- Problem details
What is needed is every line of the data that includes the word "Style". Please copy each one.

[Excerpts from an interface dataset]
=== Begin Enclosure ===

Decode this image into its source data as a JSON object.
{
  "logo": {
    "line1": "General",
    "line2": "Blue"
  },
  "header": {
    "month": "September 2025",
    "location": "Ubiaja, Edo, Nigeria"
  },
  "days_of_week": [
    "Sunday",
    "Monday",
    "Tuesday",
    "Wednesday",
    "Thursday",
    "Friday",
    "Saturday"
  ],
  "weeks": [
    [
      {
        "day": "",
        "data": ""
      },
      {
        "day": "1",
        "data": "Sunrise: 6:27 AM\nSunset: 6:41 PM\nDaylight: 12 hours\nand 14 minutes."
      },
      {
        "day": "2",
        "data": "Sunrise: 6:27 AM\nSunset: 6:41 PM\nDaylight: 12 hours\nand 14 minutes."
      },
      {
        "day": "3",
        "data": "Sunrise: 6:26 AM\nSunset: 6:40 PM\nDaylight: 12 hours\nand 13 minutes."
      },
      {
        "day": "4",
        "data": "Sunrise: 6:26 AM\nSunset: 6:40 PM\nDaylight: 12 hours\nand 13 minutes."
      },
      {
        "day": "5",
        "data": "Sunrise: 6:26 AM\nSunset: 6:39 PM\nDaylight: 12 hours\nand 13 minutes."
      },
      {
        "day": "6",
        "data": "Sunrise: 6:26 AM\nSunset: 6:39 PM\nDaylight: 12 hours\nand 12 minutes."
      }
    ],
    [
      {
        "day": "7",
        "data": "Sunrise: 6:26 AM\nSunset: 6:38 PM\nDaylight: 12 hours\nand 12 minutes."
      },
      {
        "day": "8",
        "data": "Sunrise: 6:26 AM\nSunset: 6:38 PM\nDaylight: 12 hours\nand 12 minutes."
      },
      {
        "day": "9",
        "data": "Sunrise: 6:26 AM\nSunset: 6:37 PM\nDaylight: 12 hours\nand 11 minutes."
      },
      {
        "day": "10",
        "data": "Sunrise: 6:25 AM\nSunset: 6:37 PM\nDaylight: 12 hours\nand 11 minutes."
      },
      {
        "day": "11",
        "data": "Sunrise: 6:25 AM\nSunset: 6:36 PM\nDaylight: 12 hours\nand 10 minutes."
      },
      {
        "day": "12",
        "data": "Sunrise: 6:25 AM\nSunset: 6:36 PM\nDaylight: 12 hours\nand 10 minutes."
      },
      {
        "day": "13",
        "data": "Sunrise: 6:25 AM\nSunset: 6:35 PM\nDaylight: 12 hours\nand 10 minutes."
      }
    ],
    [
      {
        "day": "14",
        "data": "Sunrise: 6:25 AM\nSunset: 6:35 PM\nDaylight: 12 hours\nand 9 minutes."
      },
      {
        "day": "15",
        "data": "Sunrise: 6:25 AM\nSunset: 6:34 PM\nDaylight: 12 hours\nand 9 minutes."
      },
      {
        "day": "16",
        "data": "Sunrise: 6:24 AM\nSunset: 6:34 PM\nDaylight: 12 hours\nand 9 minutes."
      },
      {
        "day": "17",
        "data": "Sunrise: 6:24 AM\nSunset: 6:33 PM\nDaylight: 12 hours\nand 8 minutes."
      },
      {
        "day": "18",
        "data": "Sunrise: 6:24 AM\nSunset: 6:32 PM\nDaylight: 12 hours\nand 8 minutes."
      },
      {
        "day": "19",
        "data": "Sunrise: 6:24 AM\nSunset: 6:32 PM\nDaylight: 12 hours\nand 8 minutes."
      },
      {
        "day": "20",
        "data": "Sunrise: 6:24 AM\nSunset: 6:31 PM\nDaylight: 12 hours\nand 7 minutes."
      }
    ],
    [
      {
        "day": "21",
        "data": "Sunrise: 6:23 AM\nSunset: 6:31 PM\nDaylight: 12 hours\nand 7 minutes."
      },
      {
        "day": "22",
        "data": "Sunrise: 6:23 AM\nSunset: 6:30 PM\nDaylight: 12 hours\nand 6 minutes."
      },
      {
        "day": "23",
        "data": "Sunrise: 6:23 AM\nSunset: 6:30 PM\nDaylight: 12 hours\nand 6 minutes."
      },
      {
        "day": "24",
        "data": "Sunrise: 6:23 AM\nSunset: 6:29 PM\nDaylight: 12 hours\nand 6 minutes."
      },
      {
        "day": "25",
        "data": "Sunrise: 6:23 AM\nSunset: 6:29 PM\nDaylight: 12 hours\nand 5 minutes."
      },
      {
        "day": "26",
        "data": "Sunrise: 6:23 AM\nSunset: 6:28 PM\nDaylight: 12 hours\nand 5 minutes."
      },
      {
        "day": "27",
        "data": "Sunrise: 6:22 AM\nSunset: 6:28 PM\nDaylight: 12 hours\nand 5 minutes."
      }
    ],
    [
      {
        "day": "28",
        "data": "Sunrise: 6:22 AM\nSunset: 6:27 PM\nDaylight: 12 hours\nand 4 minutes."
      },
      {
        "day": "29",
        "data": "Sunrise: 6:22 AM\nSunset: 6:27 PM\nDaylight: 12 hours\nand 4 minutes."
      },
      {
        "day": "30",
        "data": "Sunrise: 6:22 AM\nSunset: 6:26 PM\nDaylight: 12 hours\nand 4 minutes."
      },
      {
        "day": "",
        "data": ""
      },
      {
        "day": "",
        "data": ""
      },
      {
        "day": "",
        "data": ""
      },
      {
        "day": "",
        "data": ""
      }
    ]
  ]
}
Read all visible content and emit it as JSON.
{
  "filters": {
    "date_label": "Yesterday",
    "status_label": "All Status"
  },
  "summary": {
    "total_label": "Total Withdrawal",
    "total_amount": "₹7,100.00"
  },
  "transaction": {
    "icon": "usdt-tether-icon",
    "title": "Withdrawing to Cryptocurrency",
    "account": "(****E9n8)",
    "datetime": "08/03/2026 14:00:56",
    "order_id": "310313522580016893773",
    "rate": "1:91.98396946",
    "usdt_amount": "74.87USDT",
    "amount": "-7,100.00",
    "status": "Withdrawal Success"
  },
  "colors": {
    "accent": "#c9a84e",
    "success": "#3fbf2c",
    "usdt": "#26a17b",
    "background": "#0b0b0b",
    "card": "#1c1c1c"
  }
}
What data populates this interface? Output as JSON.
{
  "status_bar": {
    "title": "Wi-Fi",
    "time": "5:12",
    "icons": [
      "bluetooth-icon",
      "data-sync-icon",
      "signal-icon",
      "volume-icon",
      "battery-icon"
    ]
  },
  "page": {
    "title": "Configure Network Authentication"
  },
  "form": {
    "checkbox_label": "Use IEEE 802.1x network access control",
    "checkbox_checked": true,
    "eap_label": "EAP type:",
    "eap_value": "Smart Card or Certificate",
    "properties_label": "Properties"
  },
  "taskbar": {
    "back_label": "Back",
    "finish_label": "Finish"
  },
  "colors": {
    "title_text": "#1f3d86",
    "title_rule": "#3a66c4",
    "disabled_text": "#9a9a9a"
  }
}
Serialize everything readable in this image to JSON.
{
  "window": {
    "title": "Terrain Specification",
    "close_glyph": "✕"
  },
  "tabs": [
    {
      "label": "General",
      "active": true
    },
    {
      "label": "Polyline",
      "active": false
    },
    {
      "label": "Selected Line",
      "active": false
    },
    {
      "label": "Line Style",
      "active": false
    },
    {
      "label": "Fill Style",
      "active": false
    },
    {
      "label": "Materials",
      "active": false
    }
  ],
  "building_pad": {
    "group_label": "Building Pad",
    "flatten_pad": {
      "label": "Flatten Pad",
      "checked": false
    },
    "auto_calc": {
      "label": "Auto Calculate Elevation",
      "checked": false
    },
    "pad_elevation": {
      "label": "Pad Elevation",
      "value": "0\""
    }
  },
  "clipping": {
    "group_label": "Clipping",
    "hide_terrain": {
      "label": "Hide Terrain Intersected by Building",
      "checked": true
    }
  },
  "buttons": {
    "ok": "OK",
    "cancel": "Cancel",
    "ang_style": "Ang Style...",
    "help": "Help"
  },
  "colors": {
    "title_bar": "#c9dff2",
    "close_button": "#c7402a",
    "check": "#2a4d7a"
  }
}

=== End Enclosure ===

- Answer to the exercise
      "label": "Line Style",
      "label": "Fill Style",
    "ang_style": "Ang Style...",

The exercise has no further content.